Asian shares held near six-week highs on Wednesday, on a brightening outlook in the energy sector and hopes that the U.S. Federal Reserve will not raise interest rates in the coming months after a disappointingly weak U.S. jobs report.
MSCI’s broadest index of Asia-Pacific shares outside Japan was flat after hitting a near six-week high the previous day. Japan’s Nikkei was also flat.
On Wall Street, the U.S. S&P 500 Index rose 0.1 percent to 2,112, less than 20 points away from its record closing high marked in May last year.
The gains were led by 2.1 percent gains in energy shares as oil prices jumped more than 1 percent to hit 2016 highs on expectations of domestic stockpile draws and worries about supply shortfalls from attacks on Nigeria’s oil industry.
A report by trade group American Petroleum Institute (API), released after Tuesday’s close showed a crude draw of 3.6 million barrels, larger than expectations of 2.7 million barrels, supporting the market.
U.S. crude futures last traded at $50.39 per barrel, near its Tuesday high of $50.53, a level last seen in October.
Global benchmark Brent futures also hit an eight-month high of $51.54 per barrel and last stood at $51.47.
Investors further trimmed expectations of Fed rate hikes as they assessed Friday’s employment report that showed new hires sharply dropped in May.
Data published on Tuesday confirmed U.S. nonfarm productivity fell in the first quarter on a surge in labour-related costs, suggesting companies may have had to slow hiring after their hiring earlier this year outpaced their revenue growth.

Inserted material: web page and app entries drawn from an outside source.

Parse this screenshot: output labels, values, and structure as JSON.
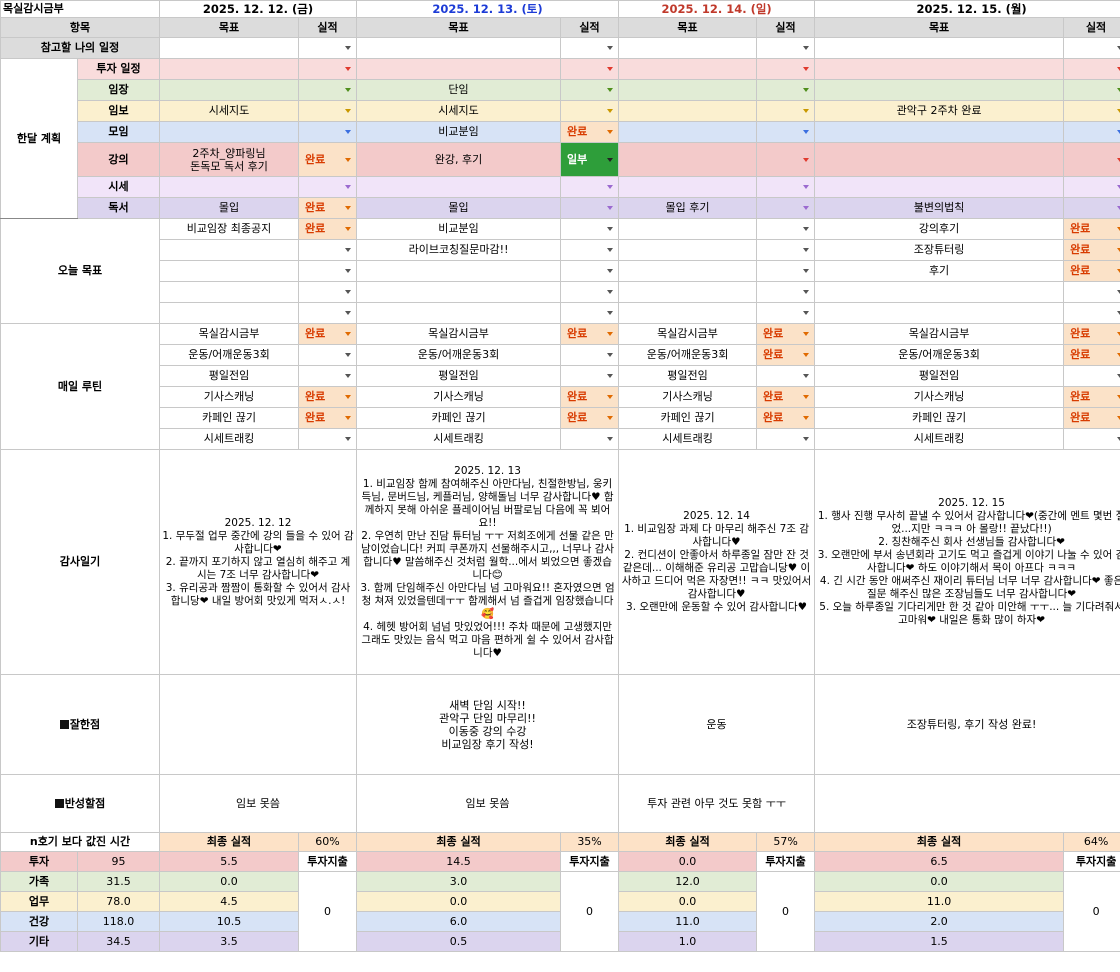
{
  "title": "목실감시금부",
  "dates": [
    "2025. 12. 12. (금)",
    "2025. 12. 13. (토)",
    "2025. 12. 14. (일)",
    "2025. 12. 15. (월)"
  ],
  "header": {
    "item": "항목",
    "goal": "목표",
    "result": "실적"
  },
  "reference_label": "참고할 나의 일정",
  "monthly_group": "한달 계획",
  "monthly_items": [
    "투자 일정",
    "임장",
    "임보",
    "모임",
    "강의",
    "시세",
    "독서"
  ],
  "monthly": {
    "d1": {
      "r2": "시세지도",
      "r4": "2주차_양파링님\n돈독모 독서 후기",
      "r4s": "완료",
      "r6": "몰입",
      "r6s": "완료"
    },
    "d2": {
      "r1": "단임",
      "r2": "시세지도",
      "r3": "비교분임",
      "r3s": "완료",
      "r4": "완강, 후기",
      "r4s": "일부",
      "r6": "몰입"
    },
    "d3": {
      "r6": "몰입 후기"
    },
    "d4": {
      "r2": "관악구 2주차 완료",
      "r6": "불변의법칙"
    }
  },
  "today_label": "오늘 목표",
  "today": {
    "d1": [
      "비교임장 최종공지",
      "",
      "",
      "",
      ""
    ],
    "d1s": [
      "완료",
      "",
      "",
      "",
      ""
    ],
    "d2": [
      "비교분임",
      "라이브코칭질문마감!!",
      "",
      "",
      ""
    ],
    "d3": [
      "",
      "",
      "",
      "",
      ""
    ],
    "d4": [
      "강의후기",
      "조장튜터링",
      "후기",
      "",
      ""
    ],
    "d4s": [
      "완료",
      "완료",
      "완료",
      "",
      ""
    ]
  },
  "routine_label": "매일 루틴",
  "routine_items": [
    "목실감시금부",
    "운동/어깨운동3회",
    "평일전임",
    "기사스캐닝",
    "카페인 끊기",
    "시세트래킹"
  ],
  "routine_status": {
    "d1": [
      "완료",
      "",
      "",
      "완료",
      "완료",
      ""
    ],
    "d2": [
      "완료",
      "",
      "",
      "완료",
      "완료",
      ""
    ],
    "d3": [
      "완료",
      "완료",
      "",
      "완료",
      "완료",
      ""
    ],
    "d4": [
      "완료",
      "완료",
      "",
      "완료",
      "완료",
      ""
    ]
  },
  "gratitude_label": "감사일기",
  "gratitude": {
    "d1": "2025. 12. 12\n1. 무두절 업무 중간에 강의 들을 수 있어 감사합니다❤\n2. 끝까지 포기하지 않고 열심히 해주고 계시는 7조 너무 감사합니다❤\n3. 유리공과 짬짬이 통화할 수 있어서 감사합니당❤ 내일 방어회 맛있게 먹저ㅅ.ㅅ!",
    "d2": "2025. 12. 13\n1. 비교임장 함께 참여해주신 아만다님, 친절한방님, 웅키득님, 문버드님, 케플러님, 양해돌님 너무 감사합니다♥ 함께하지 못해 아쉬운 플레이어님 버팔로님 다음에 꼭 뵈어요!!\n2. 우연히 만난 진담 튜터님 ㅜㅜ 저희조에게 선물 같은 만남이었습니다! 커피 쿠폰까지 선물해주시고,,, 너무나 감사합니다♥ 말씀해주신 것처럼 월학...에서 뵈었으면 좋겠습니다😊\n3. 함께 단임해주신 아만다님 넘 고마워요!! 혼자였으면 엄청 쳐져 있었을텐데ㅜㅜ 함께해서 넘 즐겁게 임장했습니다🥰\n4. 헤헷 방어회 넘넘 맛있었어!!! 주차 때문에 고생했지만 그래도 맛있는 음식 먹고 마음 편하게 쉴 수 있어서 감사합니다♥",
    "d3": "2025. 12. 14\n1. 비교임장 과제 다 마무리 해주신 7조 감사합니다♥\n2. 컨디션이 안좋아서 하루종일 잠만 잔 것 같은데... 이해해준 유리공 고맙습니당♥ 이사하고 드디어 먹은 자장면!! ㅋㅋ 맛있어서 감사합니다♥\n3. 오랜만에 운동할 수 있어 감사합니다♥",
    "d4": "2025. 12. 15\n1. 행사 진행 무사히 끝낼 수 있어서 감사합니다❤(중간에 멘트 몇번 절었...지만 ㅋㅋㅋ 아 몰랑!! 끝났다!!)\n2. 칭찬해주신 회사 선생님들 감사합니다❤\n3. 오랜만에 부서 송년회라 고기도 먹고 즐겁게 이야기 나눌 수 있어 감사합니다❤ 하도 이야기해서 목이 아프다 ㅋㅋㅋ\n4. 긴 시간 동안 애써주신 재이리 튜터님 너무 너무 감사합니다❤ 좋은 질문 해주신 많은 조장님들도 너무 감사합니다❤\n5. 오늘 하루종일 기다리게만 한 것 같아 미안해 ㅜㅜ... 늘 기다려줘서 고마워❤ 내일은 통화 많이 하자❤"
  },
  "well_label": "잘한점",
  "well": {
    "d1": "",
    "d2": "새벽 단임 시작!!\n관악구 단임 마무리!!\n이동중 강의 수강\n비교임장 후기 작성!",
    "d3": "운동",
    "d4": "조장튜터링, 후기 작성 완료!"
  },
  "reflect_label": "반성할점",
  "reflect": {
    "d1": "임보 못씀",
    "d2": "임보 못씀",
    "d3": "투자 관련 아무 것도 못함 ㅜㅜ",
    "d4": ""
  },
  "summary": {
    "label": "n호기 보다 값진 시간",
    "final_label": "최종 실적",
    "invest_out": "투자지출",
    "pct": [
      "60%",
      "35%",
      "57%",
      "64%"
    ],
    "rows": [
      {
        "name": "투자",
        "total": "95",
        "vals": [
          "5.5",
          "14.5",
          "0.0",
          "6.5"
        ]
      },
      {
        "name": "가족",
        "total": "31.5",
        "vals": [
          "0.0",
          "3.0",
          "12.0",
          "0.0"
        ]
      },
      {
        "name": "업무",
        "total": "78.0",
        "vals": [
          "4.5",
          "0.0",
          "0.0",
          "11.0"
        ]
      },
      {
        "name": "건강",
        "total": "118.0",
        "vals": [
          "10.5",
          "6.0",
          "11.0",
          "2.0"
        ]
      },
      {
        "name": "기타",
        "total": "34.5",
        "vals": [
          "3.5",
          "0.5",
          "1.0",
          "1.5"
        ]
      }
    ],
    "invest_amounts": [
      "0",
      "0",
      "0",
      "0"
    ]
  },
  "colors": {
    "invest": "#f9dcdc",
    "site": "#e1ecd5",
    "report": "#fbf0cf",
    "meeting": "#d7e3f6",
    "lecture": "#f3caca",
    "price": "#f1e4f9",
    "reading": "#dbd4ee",
    "done": "#fbe2c8",
    "partial": "#2e9e3a"
  }
}
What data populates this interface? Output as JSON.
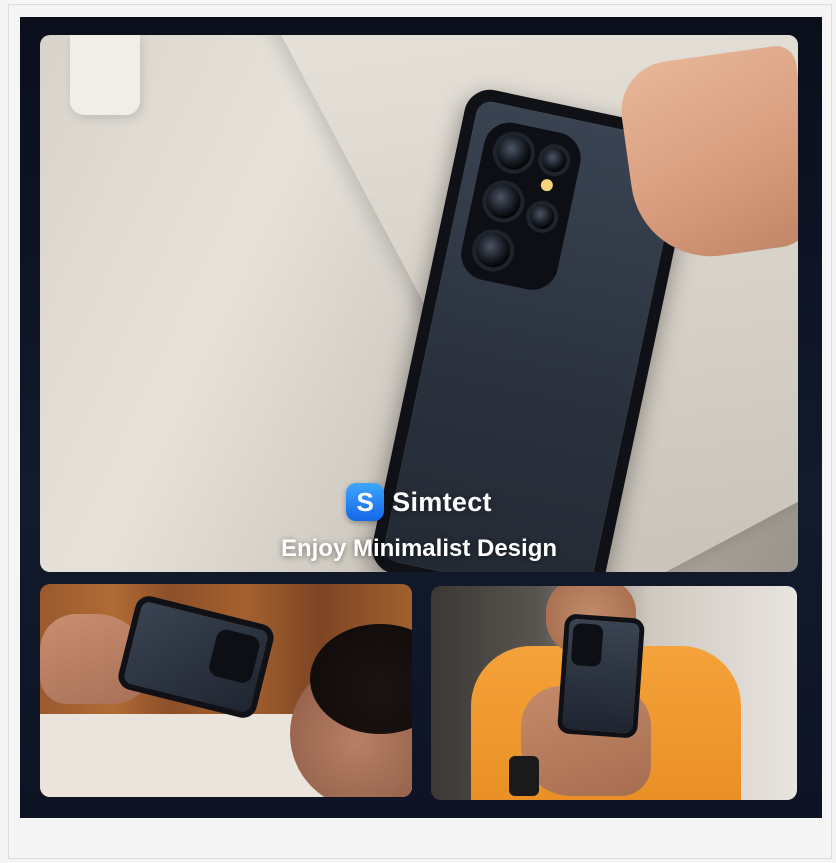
{
  "brand": {
    "logo_letter": "S",
    "name": "Simtect"
  },
  "hero": {
    "tagline": "Enjoy Minimalist Design"
  },
  "colors": {
    "panel_bg": "#0b0f1c",
    "logo_blue": "#1466e6",
    "text": "#ffffff"
  },
  "icons": [
    "simtect-logo-icon"
  ]
}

“Output is not increasing as much as an increase in employment, hence we have a fall in productivity. If employment stops increasing and we still have no growth in productivity, that would be a worrying sign,” said Shuji Shirota, head of macroeconomic strategy at HSBC Securities.
The 10-year U.S. Treasuries yield fell back to 1.713 percent , testing strong support at around 1.70 percent.
In Europe, German bond yields hit a record low of 0.045 percent on Tuesday as investors sought a safe haven ahead of Britain’s referendum on EU membership.
The British pound was off Monday’s three-week low but remained volatile. It traded at $1.4541, compared with Monday’s low of $1.4352.
The dollar also licked its wounds near four-week lows after the job data quashed expectations of a Fed rate hike in the next couple of months.
The dollar index stood at 93.862, just above Monday’s low of 93.745 and around 1.8 percent below its levels just before the payrolls data.
The euro changed hands at $1.1358 while the yen stood at 107.28 per dollar.
In Asia, Chinese trade data due later on Wednesday is the next big focus for markets.